(Saved entries)
──────
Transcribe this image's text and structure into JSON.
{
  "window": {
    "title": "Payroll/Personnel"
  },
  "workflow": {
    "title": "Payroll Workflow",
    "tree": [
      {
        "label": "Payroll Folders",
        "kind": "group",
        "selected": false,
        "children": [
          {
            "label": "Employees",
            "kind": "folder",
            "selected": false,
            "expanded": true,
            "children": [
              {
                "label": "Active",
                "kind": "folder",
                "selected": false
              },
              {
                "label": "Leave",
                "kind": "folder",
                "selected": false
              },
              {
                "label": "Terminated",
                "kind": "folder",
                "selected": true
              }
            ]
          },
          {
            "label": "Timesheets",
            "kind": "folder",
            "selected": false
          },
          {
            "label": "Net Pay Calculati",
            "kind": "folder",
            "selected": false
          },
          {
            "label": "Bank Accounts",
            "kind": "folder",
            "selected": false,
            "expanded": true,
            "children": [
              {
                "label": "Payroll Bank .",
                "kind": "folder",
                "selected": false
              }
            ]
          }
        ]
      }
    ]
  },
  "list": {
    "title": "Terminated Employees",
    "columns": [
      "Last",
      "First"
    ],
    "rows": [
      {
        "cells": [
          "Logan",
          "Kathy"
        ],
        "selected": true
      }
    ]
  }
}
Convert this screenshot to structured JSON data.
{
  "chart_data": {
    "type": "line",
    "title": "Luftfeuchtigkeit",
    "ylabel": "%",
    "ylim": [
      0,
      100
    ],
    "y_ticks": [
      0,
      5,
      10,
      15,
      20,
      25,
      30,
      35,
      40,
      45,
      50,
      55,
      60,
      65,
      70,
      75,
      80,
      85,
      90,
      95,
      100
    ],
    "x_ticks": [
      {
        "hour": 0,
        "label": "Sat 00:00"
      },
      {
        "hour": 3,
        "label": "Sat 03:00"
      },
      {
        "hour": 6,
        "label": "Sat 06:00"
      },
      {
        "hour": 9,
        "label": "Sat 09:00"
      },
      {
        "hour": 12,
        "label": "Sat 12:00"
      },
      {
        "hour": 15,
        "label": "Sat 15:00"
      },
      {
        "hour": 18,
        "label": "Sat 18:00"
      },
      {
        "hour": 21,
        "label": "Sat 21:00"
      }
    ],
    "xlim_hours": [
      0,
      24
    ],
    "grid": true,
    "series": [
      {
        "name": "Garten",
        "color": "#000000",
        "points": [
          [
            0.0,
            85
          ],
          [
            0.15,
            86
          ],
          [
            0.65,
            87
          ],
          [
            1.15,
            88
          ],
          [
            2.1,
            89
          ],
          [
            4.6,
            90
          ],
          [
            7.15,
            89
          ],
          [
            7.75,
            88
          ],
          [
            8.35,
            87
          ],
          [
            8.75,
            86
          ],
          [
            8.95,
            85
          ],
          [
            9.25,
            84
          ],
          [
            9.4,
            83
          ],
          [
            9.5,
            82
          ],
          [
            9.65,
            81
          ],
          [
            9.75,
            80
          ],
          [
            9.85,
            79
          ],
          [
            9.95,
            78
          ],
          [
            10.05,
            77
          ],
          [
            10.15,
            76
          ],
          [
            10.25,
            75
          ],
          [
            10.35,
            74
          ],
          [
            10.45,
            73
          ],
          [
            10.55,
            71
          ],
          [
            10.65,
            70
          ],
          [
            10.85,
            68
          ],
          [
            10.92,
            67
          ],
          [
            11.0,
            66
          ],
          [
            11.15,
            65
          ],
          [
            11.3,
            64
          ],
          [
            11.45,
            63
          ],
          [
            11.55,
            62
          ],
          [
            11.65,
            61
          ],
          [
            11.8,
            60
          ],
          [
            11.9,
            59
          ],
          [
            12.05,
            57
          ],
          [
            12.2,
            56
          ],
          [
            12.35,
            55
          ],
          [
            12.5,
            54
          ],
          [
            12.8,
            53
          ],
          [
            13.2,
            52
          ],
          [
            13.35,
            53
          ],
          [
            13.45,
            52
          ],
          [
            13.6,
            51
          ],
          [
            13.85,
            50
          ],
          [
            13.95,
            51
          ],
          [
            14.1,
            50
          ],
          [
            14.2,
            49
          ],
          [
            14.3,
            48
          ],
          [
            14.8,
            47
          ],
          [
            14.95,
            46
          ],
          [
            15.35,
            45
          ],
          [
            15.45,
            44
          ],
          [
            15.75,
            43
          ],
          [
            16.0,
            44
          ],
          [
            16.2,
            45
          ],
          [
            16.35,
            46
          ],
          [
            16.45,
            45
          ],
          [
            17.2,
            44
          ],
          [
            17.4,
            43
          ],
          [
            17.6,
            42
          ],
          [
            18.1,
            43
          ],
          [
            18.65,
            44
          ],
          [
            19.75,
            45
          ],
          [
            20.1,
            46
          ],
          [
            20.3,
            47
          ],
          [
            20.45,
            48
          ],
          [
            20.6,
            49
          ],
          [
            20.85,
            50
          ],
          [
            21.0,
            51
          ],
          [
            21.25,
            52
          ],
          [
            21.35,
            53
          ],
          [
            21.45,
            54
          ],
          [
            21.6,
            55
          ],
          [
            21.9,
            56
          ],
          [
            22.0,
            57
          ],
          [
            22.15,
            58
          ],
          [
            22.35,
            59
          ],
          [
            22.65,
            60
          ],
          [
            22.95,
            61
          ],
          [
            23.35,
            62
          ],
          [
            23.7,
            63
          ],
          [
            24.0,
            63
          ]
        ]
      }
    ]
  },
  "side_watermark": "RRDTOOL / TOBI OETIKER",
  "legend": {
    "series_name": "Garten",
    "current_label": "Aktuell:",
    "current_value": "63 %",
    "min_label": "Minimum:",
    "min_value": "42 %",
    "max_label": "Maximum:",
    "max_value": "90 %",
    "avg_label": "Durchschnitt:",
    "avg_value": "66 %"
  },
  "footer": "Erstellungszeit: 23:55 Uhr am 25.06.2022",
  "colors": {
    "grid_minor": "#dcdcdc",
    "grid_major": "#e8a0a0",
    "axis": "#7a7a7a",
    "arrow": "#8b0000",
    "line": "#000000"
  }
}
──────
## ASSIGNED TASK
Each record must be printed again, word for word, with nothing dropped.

## TASK RESPONSE
Transcribe this image's text and structure into JSON.
{
  "window": {
    "title": "Payroll/Personnel"
  },
  "workflow": {
    "title": "Payroll Workflow",
    "tree": [
      {
        "label": "Payroll Folders",
        "kind": "group",
        "selected": false,
        "children": [
          {
            "label": "Employees",
            "kind": "folder",
            "selected": false,
            "expanded": true,
            "children": [
              {
                "label": "Active",
                "kind": "folder",
                "selected": false
              },
              {
                "label": "Leave",
                "kind": "folder",
                "selected": false
              },
              {
                "label": "Terminated",
                "kind": "folder",
                "selected": true
              }
            ]
          },
          {
            "label": "Timesheets",
            "kind": "folder",
            "selected": false
          },
          {
            "label": "Net Pay Calculati",
            "kind": "folder",
            "selected": false
          },
          {
            "label": "Bank Accounts",
            "kind": "folder",
            "selected": false,
            "expanded": true,
            "children": [
              {
                "label": "Payroll Bank .",
                "kind": "folder",
                "selected": false
              }
            ]
          }
        ]
      }
    ]
  },
  "list": {
    "title": "Terminated Employees",
    "columns": [
      "Last",
      "First"
    ],
    "rows": [
      {
        "cells": [
          "Logan",
          "Kathy"
        ],
        "selected": true
      }
    ]
  }
}
Convert this screenshot to structured JSON data.
{
  "chart_data": {
    "type": "line",
    "title": "Luftfeuchtigkeit",
    "ylabel": "%",
    "ylim": [
      0,
      100
    ],
    "y_ticks": [
      0,
      5,
      10,
      15,
      20,
      25,
      30,
      35,
      40,
      45,
      50,
      55,
      60,
      65,
      70,
      75,
      80,
      85,
      90,
      95,
      100
    ],
    "x_ticks": [
      {
        "hour": 0,
        "label": "Sat 00:00"
      },
      {
        "hour": 3,
        "label": "Sat 03:00"
      },
      {
        "hour": 6,
        "label": "Sat 06:00"
      },
      {
        "hour": 9,
        "label": "Sat 09:00"
      },
      {
        "hour": 12,
        "label": "Sat 12:00"
      },
      {
        "hour": 15,
        "label": "Sat 15:00"
      },
      {
        "hour": 18,
        "label": "Sat 18:00"
      },
      {
        "hour": 21,
        "label": "Sat 21:00"
      }
    ],
    "xlim_hours": [
      0,
      24
    ],
    "grid": true,
    "series": [
      {
        "name": "Garten",
        "color": "#000000",
        "points": [
          [
            0.0,
            85
          ],
          [
            0.15,
            86
          ],
          [
            0.65,
            87
          ],
          [
            1.15,
            88
          ],
          [
            2.1,
            89
          ],
          [
            4.6,
            90
          ],
          [
            7.15,
            89
          ],
          [
            7.75,
            88
          ],
          [
            8.35,
            87
          ],
          [
            8.75,
            86
          ],
          [
            8.95,
            85
          ],
          [
            9.25,
            84
          ],
          [
            9.4,
            83
          ],
          [
            9.5,
            82
          ],
          [
            9.65,
            81
          ],
          [
            9.75,
            80
          ],
          [
            9.85,
            79
          ],
          [
            9.95,
            78
          ],
          [
            10.05,
            77
          ],
          [
            10.15,
            76
          ],
          [
            10.25,
            75
          ],
          [
            10.35,
            74
          ],
          [
            10.45,
            73
          ],
          [
            10.55,
            71
          ],
          [
            10.65,
            70
          ],
          [
            10.85,
            68
          ],
          [
            10.92,
            67
          ],
          [
            11.0,
            66
          ],
          [
            11.15,
            65
          ],
          [
            11.3,
            64
          ],
          [
            11.45,
            63
          ],
          [
            11.55,
            62
          ],
          [
            11.65,
            61
          ],
          [
            11.8,
            60
          ],
          [
            11.9,
            59
          ],
          [
            12.05,
            57
          ],
          [
            12.2,
            56
          ],
          [
            12.35,
            55
          ],
          [
            12.5,
            54
          ],
          [
            12.8,
            53
          ],
          [
            13.2,
            52
          ],
          [
            13.35,
            53
          ],
          [
            13.45,
            52
          ],
          [
            13.6,
            51
          ],
          [
            13.85,
            50
          ],
          [
            13.95,
            51
          ],
          [
            14.1,
            50
          ],
          [
            14.2,
            49
          ],
          [
            14.3,
            48
          ],
          [
            14.8,
            47
          ],
          [
            14.95,
            46
          ],
          [
            15.35,
            45
          ],
          [
            15.45,
            44
          ],
          [
            15.75,
            43
          ],
          [
            16.0,
            44
          ],
          [
            16.2,
            45
          ],
          [
            16.35,
            46
          ],
          [
            16.45,
            45
          ],
          [
            17.2,
            44
          ],
          [
            17.4,
            43
          ],
          [
            17.6,
            42
          ],
          [
            18.1,
            43
          ],
          [
            18.65,
            44
          ],
          [
            19.75,
            45
          ],
          [
            20.1,
            46
          ],
          [
            20.3,
            47
          ],
          [
            20.45,
            48
          ],
          [
            20.6,
            49
          ],
          [
            20.85,
            50
          ],
          [
            21.0,
            51
          ],
          [
            21.25,
            52
          ],
          [
            21.35,
            53
          ],
          [
            21.45,
            54
          ],
          [
            21.6,
            55
          ],
          [
            21.9,
            56
          ],
          [
            22.0,
            57
          ],
          [
            22.15,
            58
          ],
          [
            22.35,
            59
          ],
          [
            22.65,
            60
          ],
          [
            22.95,
            61
          ],
          [
            23.35,
            62
          ],
          [
            23.7,
            63
          ],
          [
            24.0,
            63
          ]
        ]
      }
    ]
  },
  "side_watermark": "RRDTOOL / TOBI OETIKER",
  "legend": {
    "series_name": "Garten",
    "current_label": "Aktuell:",
    "current_value": "63 %",
    "min_label": "Minimum:",
    "min_value": "42 %",
    "max_label": "Maximum:",
    "max_value": "90 %",
    "avg_label": "Durchschnitt:",
    "avg_value": "66 %"
  },
  "footer": "Erstellungszeit: 23:55 Uhr am 25.06.2022",
  "colors": {
    "grid_minor": "#dcdcdc",
    "grid_major": "#e8a0a0",
    "axis": "#7a7a7a",
    "arrow": "#8b0000",
    "line": "#000000"
  }
}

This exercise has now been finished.